Whatever the precise odds that the U.S. will be hit by a Madrid-style terror attack before the November elections, the possibility of such an attack hangs over our public life like a cloud. Our leaders tiptoe around the specifics of the issue. Indeed there probably isn’t much that the Administration can do, beyond what it is already doing, at least in its foreign policy.
But John Kerry can help to deter such an attack. A pre-election terror wave would likely be intended to get Kerry elected and therefore to shift U.S. policy toward accommodationism. That might not be what would actually happen after an attack, but it’s probably what the terrorists expect.
Kerry could lessen the odds of an attack by reducing its expected payoff. He could do this by stating, unambiguously and repeatedly, that he rejects appeasement and that, if he is elected, he will redouble President Bush’s efforts to eradicate Islamist terrorists and the regimes that support them. Of course, to state the issue in this way is to make clear that Kerry is unlikely to follow through. (See Dick Morris’s analysis of Kerry’s political dilemma.)
In this regard, the fact that Kerry has had his running mate state publicly that some of America’s more flaccid allies prefer Kerry to Bush is reckless. It encourages the terrorists to see a big payoff if, as they see it, they hit us hard enough to get Bush defeated. NATO is weak, Chirac is weak — our enemies see this even if some of us do not, and will correctly conclude that a country that chooses weak allies is itself weak.
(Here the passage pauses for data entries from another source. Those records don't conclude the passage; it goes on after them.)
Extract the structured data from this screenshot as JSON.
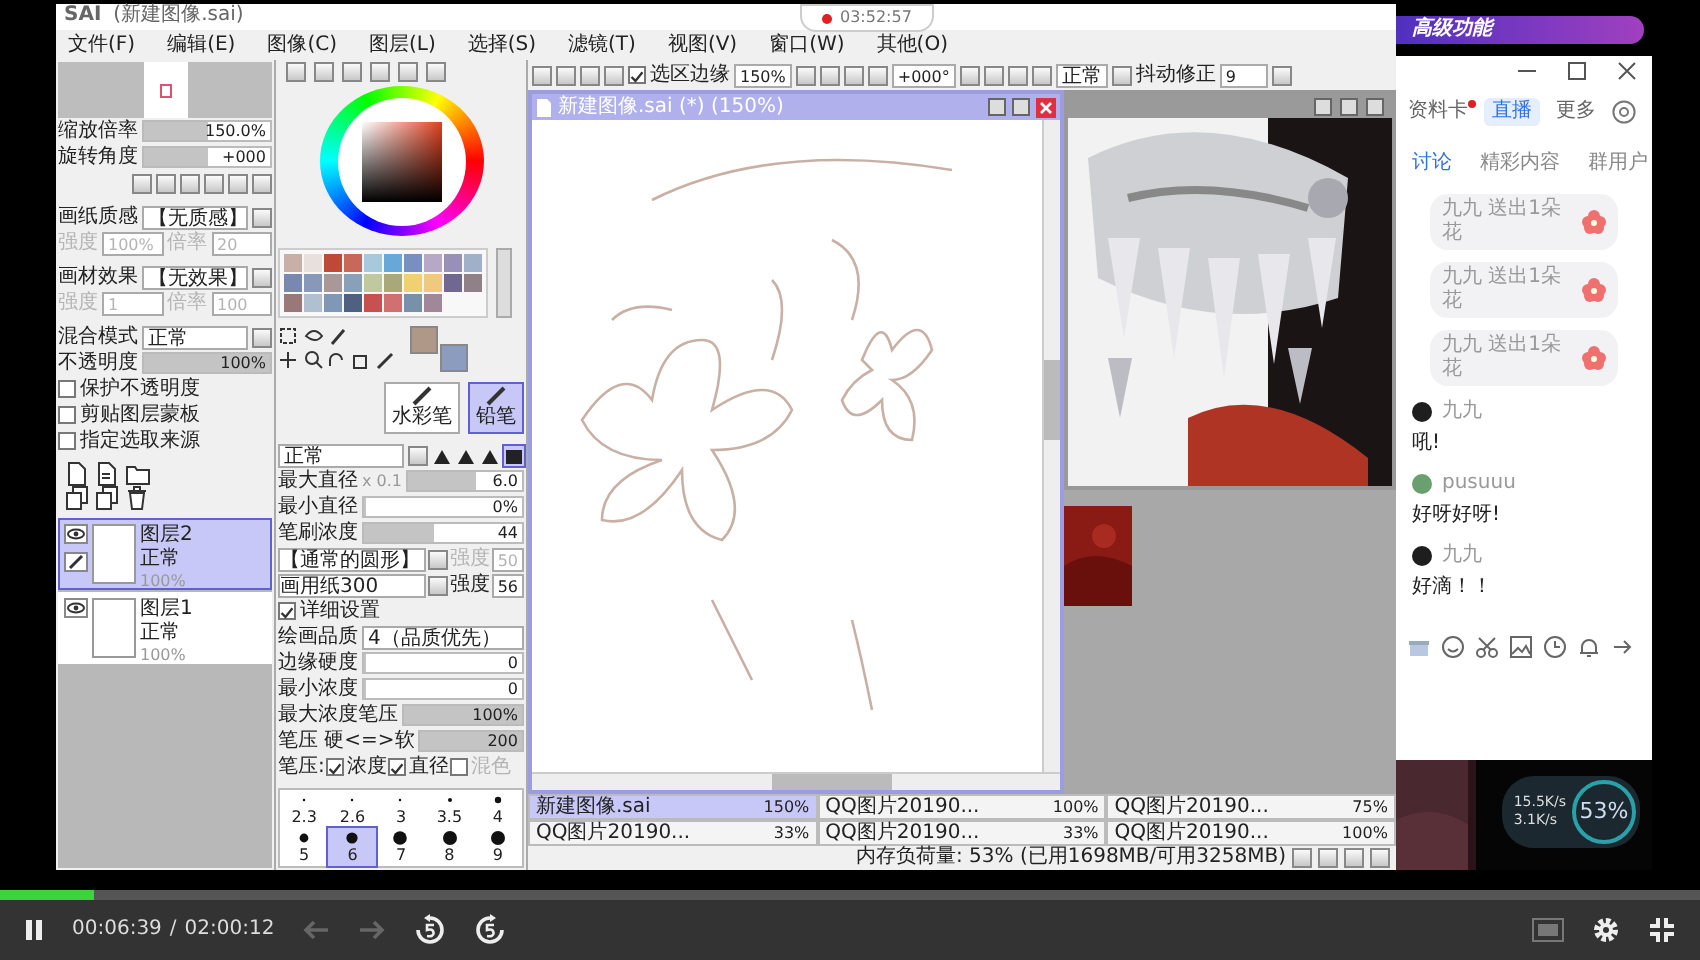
{
  "title_bar": {
    "app": "SAI",
    "document": "(新建图像.sai)"
  },
  "recording": {
    "time": "03:52:57"
  },
  "menu": [
    "文件(F)",
    "编辑(E)",
    "图像(C)",
    "图层(L)",
    "选择(S)",
    "滤镜(T)",
    "视图(V)",
    "窗口(W)",
    "其他(O)"
  ],
  "navigator": [
    {
      "label": "缩放倍率",
      "value": "150.0%",
      "level": 0.5
    },
    {
      "label": "旋转角度",
      "value": "+000",
      "level": 0.5
    }
  ],
  "paper": [
    {
      "label": "画纸质感",
      "value": "【无质感】",
      "params": [
        {
          "label": "强度",
          "value": "100%",
          "disabled": true
        },
        {
          "label": "倍率",
          "value": "20",
          "disabled": true
        }
      ]
    },
    {
      "label": "画材效果",
      "value": "【无效果】",
      "params": [
        {
          "label": "强度",
          "value": "1",
          "disabled": true
        },
        {
          "label": "倍率",
          "value": "100",
          "disabled": true
        }
      ]
    }
  ],
  "blend": {
    "label": "混合模式",
    "value": "正常"
  },
  "opacity": {
    "label": "不透明度",
    "value": "100%",
    "level": 1
  },
  "layer_options": [
    {
      "label": "保护不透明度",
      "checked": false
    },
    {
      "label": "剪贴图层蒙板",
      "checked": false
    },
    {
      "label": "指定选取来源",
      "checked": false
    }
  ],
  "layers": [
    {
      "name": "图层2",
      "mode": "正常",
      "opacity": "100%",
      "selected": true
    },
    {
      "name": "图层1",
      "mode": "正常",
      "opacity": "100%",
      "selected": false
    }
  ],
  "palette": [
    {
      "color": "#c8b0a8"
    },
    {
      "color": "#e8e0dc"
    },
    {
      "color": "#c04838"
    },
    {
      "color": "#c86858"
    },
    {
      "color": "#a8c8dc"
    },
    {
      "color": "#68a8d8"
    },
    {
      "color": "#7890c0"
    },
    {
      "color": "#b8a8c8"
    },
    {
      "color": "#9890b8"
    },
    {
      "color": "#a0b0c8"
    },
    {
      "color": "#7888b0"
    },
    {
      "color": "#8898b8"
    },
    {
      "color": "#a89898"
    },
    {
      "color": "#88a0b8"
    },
    {
      "color": "#c0c8a0"
    },
    {
      "color": "#a8a878"
    },
    {
      "color": "#f0d070"
    },
    {
      "color": "#f0c880"
    },
    {
      "color": "#706890"
    },
    {
      "color": "#908088"
    },
    {
      "color": "#987878"
    },
    {
      "color": "#b0c0d0"
    },
    {
      "color": "#8098b8"
    },
    {
      "color": "#506080"
    },
    {
      "color": "#c85050"
    },
    {
      "color": "#d07070"
    },
    {
      "color": "#7890a8"
    },
    {
      "color": "#a08898"
    }
  ],
  "current_colors": [
    {
      "color": "#b09888"
    },
    {
      "color": "#8c9cc0"
    }
  ],
  "tools": [
    {
      "label": "水彩笔",
      "selected": false
    },
    {
      "label": "铅笔",
      "selected": true
    }
  ],
  "brush": {
    "mode": "正常",
    "shapes": [
      {
        "selected": false
      },
      {
        "selected": false
      },
      {
        "selected": false
      },
      {
        "selected": true
      }
    ],
    "sliders": [
      {
        "label": "最大直径",
        "multiplier": "x 0.1",
        "value": "6.0",
        "level": 0.6
      },
      {
        "label": "最小直径",
        "value": "0%",
        "level": 0
      },
      {
        "label": "笔刷浓度",
        "value": "44",
        "level": 0.44
      }
    ],
    "shape": {
      "value": "【通常的圆形】",
      "strength_label": "强度",
      "strength": "50",
      "disabled": true
    },
    "texture": {
      "value": "画用纸300",
      "strength_label": "强度",
      "strength": "56",
      "disabled": false
    },
    "advanced": {
      "label": "详细设置",
      "checked": true
    },
    "quality": {
      "label": "绘画品质",
      "value": "4（品质优先）"
    },
    "detail_sliders": [
      {
        "label": "边缘硬度",
        "value": "0",
        "level": 0
      },
      {
        "label": "最小浓度",
        "value": "0",
        "level": 0
      },
      {
        "label": "最大浓度笔压",
        "value": "100%",
        "level": 1
      },
      {
        "label": "笔压 硬<=>软",
        "value": "200",
        "level": 1
      }
    ],
    "pressure_label": "笔压:",
    "pressure_options": [
      {
        "label": "浓度",
        "checked": true
      },
      {
        "label": "直径",
        "checked": true
      },
      {
        "label": "混色",
        "checked": false
      }
    ]
  },
  "brush_sizes": [
    {
      "label": "2.3",
      "selected": false
    },
    {
      "label": "2.6",
      "selected": false
    },
    {
      "label": "3",
      "selected": false
    },
    {
      "label": "3.5",
      "selected": false
    },
    {
      "label": "4",
      "selected": false
    },
    {
      "label": "5",
      "selected": false
    },
    {
      "label": "6",
      "selected": true
    },
    {
      "label": "7",
      "selected": false
    },
    {
      "label": "8",
      "selected": false
    },
    {
      "label": "9",
      "selected": false
    }
  ],
  "toolbar": {
    "select_edge": {
      "label": "选区边缘",
      "checked": true
    },
    "zoom": "150%",
    "angle": "+000°",
    "mode": "正常",
    "stabilizer_label": "抖动修正",
    "stabilizer": "9"
  },
  "canvas_window": {
    "title": "新建图像.sai (*) (150%)"
  },
  "doc_tabs": [
    {
      "name": "新建图像.sai",
      "zoom": "150%",
      "selected": true
    },
    {
      "name": "QQ图片20190...",
      "zoom": "100%",
      "selected": false
    },
    {
      "name": "QQ图片20190...",
      "zoom": "75%",
      "selected": false
    },
    {
      "name": "QQ图片20190...",
      "zoom": "33%",
      "selected": false
    },
    {
      "name": "QQ图片20190...",
      "zoom": "33%",
      "selected": false
    },
    {
      "name": "QQ图片20190...",
      "zoom": "100%",
      "selected": false
    }
  ],
  "status": "内存负荷量: 53% (已用1698MB/可用3258MB)",
  "chat": {
    "banner": "高级功能",
    "nav": [
      {
        "label": "资料卡",
        "selected": false,
        "unread": true
      },
      {
        "label": "直播",
        "selected": true,
        "unread": false
      },
      {
        "label": "更多",
        "selected": false,
        "unread": false
      }
    ],
    "tabs": [
      {
        "label": "讨论",
        "selected": true
      },
      {
        "label": "精彩内容",
        "selected": false
      },
      {
        "label": "群用户",
        "selected": false
      }
    ],
    "gifts": [
      {
        "text": "九九 送出1朵花"
      },
      {
        "text": "九九 送出1朵花"
      },
      {
        "text": "九九 送出1朵花"
      }
    ],
    "messages": [
      {
        "user": "九九",
        "color": "#1e1e1e",
        "text": "吼!"
      },
      {
        "user": "pusuuu",
        "color": "#6aa070",
        "text": "好呀好呀!"
      },
      {
        "user": "九九",
        "color": "#1e1e1e",
        "text": "好滴！！"
      }
    ],
    "net": {
      "up": "15.5K/s",
      "down": "3.1K/s",
      "percent": "53%"
    }
  },
  "player": {
    "level": 0.055,
    "current": "00:06:39",
    "separator": "/",
    "total": "02:00:12"
  }
}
The kind of political posturing that Kerry and Edwards are doing is dangerous, and for this reason alone they are not qualified to be elected.